A scene from Mary Oslund’s 2004 White Bird production “Volant”

Through the ’90s Oslund choreographed a series of tough-minded dances that applied the hard knocks of contact improv to describing the world in general (and relationships in particular) as a sort of battlefield, only sometimes blessed by the “Occasional Angel” (as she named one dance). Pain as a theme became central: the physical cost of long, demanding dances, and the existential price of loneliness and emptiness. The sense of struggle (which coincided with her own back problems during this time), she seemed to suggest, could drive us into a protective shell and turn us into robots or “Reflex Dolls” (as she named another work).

In the 2000s, Oslund’s development accelerated. Her pieces focused on movement phrases, minute gestures that have no particular content by themselves until the dancer gives them a pulse. In Oslund’s hands, they became alive and dense with meaning, not cognitive, but deeply emotional, seemingly emanating from beyond the muscle of movement to the bones. To “get” an Oslund dance takes some effort at first, but then it becomes mesmerizing.

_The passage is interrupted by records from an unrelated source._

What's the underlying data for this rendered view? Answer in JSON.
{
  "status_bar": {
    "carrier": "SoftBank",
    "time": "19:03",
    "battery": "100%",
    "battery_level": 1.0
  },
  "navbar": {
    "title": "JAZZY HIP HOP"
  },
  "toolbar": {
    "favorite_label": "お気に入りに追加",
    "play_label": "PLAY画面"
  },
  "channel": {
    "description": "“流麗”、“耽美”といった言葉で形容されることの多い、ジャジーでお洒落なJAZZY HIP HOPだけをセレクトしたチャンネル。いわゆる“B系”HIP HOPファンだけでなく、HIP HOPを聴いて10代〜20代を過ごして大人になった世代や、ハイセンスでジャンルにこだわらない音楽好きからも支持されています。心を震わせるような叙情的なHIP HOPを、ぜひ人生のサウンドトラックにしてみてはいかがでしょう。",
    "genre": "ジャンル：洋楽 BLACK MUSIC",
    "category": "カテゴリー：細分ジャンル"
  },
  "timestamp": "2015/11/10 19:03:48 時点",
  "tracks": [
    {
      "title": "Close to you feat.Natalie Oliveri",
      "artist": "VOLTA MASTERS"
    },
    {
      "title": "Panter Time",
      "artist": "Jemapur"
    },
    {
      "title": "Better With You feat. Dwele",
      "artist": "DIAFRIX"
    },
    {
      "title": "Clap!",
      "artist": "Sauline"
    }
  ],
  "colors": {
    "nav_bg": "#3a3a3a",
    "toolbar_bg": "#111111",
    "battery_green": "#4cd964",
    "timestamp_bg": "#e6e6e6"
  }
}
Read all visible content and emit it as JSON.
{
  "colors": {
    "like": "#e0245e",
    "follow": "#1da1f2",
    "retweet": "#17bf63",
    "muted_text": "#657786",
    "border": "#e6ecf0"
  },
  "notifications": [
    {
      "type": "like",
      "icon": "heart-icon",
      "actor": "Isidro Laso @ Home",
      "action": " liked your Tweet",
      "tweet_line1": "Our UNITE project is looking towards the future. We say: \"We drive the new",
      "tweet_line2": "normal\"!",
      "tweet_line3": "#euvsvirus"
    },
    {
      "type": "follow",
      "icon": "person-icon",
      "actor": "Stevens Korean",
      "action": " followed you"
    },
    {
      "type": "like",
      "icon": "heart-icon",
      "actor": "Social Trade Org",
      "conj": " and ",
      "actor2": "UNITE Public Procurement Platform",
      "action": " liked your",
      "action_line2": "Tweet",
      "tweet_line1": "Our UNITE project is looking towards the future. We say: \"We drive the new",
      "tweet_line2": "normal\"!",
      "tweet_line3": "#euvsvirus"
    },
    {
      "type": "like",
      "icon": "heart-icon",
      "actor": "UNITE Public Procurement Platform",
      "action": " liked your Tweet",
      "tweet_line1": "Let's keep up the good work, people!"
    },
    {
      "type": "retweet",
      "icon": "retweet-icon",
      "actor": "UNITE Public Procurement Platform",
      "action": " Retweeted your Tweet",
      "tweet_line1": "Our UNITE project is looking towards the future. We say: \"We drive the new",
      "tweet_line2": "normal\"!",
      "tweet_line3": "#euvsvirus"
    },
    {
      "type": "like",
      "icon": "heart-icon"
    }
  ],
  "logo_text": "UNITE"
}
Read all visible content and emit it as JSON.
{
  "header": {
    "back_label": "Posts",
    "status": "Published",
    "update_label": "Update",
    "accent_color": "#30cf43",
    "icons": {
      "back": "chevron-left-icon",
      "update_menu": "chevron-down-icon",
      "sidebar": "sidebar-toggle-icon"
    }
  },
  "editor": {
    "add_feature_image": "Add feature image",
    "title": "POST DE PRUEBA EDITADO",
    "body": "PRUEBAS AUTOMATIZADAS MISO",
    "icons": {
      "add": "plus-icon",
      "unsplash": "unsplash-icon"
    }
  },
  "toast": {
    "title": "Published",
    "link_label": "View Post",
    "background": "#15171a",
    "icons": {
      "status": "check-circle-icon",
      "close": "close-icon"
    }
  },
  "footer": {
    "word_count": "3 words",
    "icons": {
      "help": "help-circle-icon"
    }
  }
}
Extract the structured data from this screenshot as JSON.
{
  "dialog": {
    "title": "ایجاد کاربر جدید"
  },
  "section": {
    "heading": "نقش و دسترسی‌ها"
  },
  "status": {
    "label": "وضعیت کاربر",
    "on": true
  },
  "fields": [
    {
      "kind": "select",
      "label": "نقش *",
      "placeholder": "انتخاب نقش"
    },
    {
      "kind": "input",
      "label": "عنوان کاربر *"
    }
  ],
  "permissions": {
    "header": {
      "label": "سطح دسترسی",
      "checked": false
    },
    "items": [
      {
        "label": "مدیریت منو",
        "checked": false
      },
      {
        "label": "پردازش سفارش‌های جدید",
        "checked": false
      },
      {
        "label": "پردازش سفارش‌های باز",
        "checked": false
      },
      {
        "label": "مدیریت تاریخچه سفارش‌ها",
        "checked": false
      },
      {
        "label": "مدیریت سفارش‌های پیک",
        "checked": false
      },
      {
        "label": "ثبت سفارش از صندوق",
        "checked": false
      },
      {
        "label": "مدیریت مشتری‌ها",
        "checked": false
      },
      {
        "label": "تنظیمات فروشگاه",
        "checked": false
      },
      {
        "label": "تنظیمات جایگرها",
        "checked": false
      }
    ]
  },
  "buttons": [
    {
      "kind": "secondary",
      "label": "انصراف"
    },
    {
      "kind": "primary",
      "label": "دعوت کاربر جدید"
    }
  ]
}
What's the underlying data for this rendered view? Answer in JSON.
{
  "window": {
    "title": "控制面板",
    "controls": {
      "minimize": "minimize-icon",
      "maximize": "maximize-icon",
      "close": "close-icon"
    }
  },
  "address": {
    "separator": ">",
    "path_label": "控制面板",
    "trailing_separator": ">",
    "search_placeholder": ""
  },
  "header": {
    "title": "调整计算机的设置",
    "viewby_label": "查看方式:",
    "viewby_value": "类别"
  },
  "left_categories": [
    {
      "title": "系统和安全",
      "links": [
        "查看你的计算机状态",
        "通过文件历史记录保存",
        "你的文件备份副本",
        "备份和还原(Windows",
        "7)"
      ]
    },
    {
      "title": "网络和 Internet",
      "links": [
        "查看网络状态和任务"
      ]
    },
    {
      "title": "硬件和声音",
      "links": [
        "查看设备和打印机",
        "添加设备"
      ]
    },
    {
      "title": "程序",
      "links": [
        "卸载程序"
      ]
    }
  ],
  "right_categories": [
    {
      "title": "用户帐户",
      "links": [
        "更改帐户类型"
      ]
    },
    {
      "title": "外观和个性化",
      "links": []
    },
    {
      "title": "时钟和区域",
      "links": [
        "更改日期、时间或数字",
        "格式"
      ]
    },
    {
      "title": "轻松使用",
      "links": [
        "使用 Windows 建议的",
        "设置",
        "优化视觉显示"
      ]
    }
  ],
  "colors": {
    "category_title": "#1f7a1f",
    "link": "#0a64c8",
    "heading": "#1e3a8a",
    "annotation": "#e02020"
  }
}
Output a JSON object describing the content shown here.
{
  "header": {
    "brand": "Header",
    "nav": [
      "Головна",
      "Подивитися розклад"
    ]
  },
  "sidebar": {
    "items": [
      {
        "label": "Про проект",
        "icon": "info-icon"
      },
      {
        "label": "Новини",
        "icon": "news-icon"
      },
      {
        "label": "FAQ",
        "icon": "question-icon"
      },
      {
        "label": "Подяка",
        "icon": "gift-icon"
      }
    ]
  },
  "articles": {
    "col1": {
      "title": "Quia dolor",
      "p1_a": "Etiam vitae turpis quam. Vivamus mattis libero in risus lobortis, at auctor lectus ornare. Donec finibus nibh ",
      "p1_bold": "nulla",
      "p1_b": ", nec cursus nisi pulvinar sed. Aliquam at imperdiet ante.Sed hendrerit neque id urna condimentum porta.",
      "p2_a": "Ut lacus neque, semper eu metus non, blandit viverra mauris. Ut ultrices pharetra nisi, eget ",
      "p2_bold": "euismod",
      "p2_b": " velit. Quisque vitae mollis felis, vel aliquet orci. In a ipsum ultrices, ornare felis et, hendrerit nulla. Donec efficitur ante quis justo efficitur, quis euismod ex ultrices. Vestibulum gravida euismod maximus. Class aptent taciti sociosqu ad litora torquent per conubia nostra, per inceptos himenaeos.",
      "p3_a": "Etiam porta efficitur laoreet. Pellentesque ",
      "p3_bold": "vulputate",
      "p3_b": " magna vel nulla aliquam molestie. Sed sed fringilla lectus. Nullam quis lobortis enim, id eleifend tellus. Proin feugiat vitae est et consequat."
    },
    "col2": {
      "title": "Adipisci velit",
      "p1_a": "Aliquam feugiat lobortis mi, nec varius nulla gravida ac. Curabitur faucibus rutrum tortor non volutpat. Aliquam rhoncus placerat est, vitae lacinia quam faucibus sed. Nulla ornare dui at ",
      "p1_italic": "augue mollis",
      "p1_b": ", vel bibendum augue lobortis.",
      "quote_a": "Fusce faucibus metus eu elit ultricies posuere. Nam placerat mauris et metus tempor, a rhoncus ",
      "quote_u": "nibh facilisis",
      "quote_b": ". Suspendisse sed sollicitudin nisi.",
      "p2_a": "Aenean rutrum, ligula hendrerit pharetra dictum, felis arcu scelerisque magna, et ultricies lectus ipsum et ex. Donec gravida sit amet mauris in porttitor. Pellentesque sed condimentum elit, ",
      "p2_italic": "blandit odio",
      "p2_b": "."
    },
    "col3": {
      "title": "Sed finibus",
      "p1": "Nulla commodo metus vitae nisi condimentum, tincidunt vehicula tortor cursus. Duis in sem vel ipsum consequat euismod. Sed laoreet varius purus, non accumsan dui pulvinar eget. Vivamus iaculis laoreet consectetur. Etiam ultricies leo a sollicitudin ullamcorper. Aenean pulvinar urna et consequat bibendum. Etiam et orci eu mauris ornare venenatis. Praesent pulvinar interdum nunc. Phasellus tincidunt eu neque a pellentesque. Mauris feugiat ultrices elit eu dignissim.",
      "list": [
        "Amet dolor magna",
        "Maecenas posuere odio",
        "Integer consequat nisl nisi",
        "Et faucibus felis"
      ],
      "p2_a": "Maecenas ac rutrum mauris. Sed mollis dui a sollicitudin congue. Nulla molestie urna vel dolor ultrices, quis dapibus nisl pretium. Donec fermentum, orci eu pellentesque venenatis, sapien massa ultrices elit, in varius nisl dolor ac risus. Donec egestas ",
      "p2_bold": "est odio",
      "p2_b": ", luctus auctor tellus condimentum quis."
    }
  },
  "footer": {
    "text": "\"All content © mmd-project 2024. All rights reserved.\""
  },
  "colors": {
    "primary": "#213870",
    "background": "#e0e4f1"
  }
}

"Dance has always been a safe and remote place for me, and I seek it especially now. It is ingrained in my life."—Mary Oslund

Back in the studio, Oslund sends the dancers to their places for a run-through of several sections of the dance. The resulting performance will take its place among the often younger, more experimental groups White Bird brings to Uncaged. The series is also the presenter’s platform for local choreographers, and “Childhood Star” is Oslund’s second White Bird commission. To clarify her intentions with the troupe on this day, she has cut the tempo in half, which actually fits quite well with long sections of composer Darrin Verhagen’s electronic score. Verhagen’s work borders on the ambient at times, though he also has a soft spot for hard-edged percussion, and the slowdown turns the dance pensive, somber, inex-orable, though also elegiac. A closing quartet proceeds at a measured pace, the dancers recapitulating earlier phrases and then finding new ways to trade energy, to inflect their bodies with strange accents—a peculiar bow of the head, a turn that curls inward instead of stretching out. This is the part Oslund maintains “doesn’t feel like Mary,” although to me it still does.

“It’s me trying to break old, familiar dance habits and to challenge me and the viewer,” Oslund says. But that’s how I understand all of Oslund’s dances.

Maybe, at 62, she’s more demanding; clearer about what she needs to do.

With two more months of rehearsals ahead, “Childhood Star” will evolve from its state on this afternoon, if only because the nine dancers, most of them Oslund veterans, will gradually unlock the choreography’s secrets for themselves. Maybe it will return to its original quicksilver pace, maybe Oslund will invent new sections and trim old ones. And maybe a small gesture or a random collision will lead her and “Childhood Star” in a completely new direction.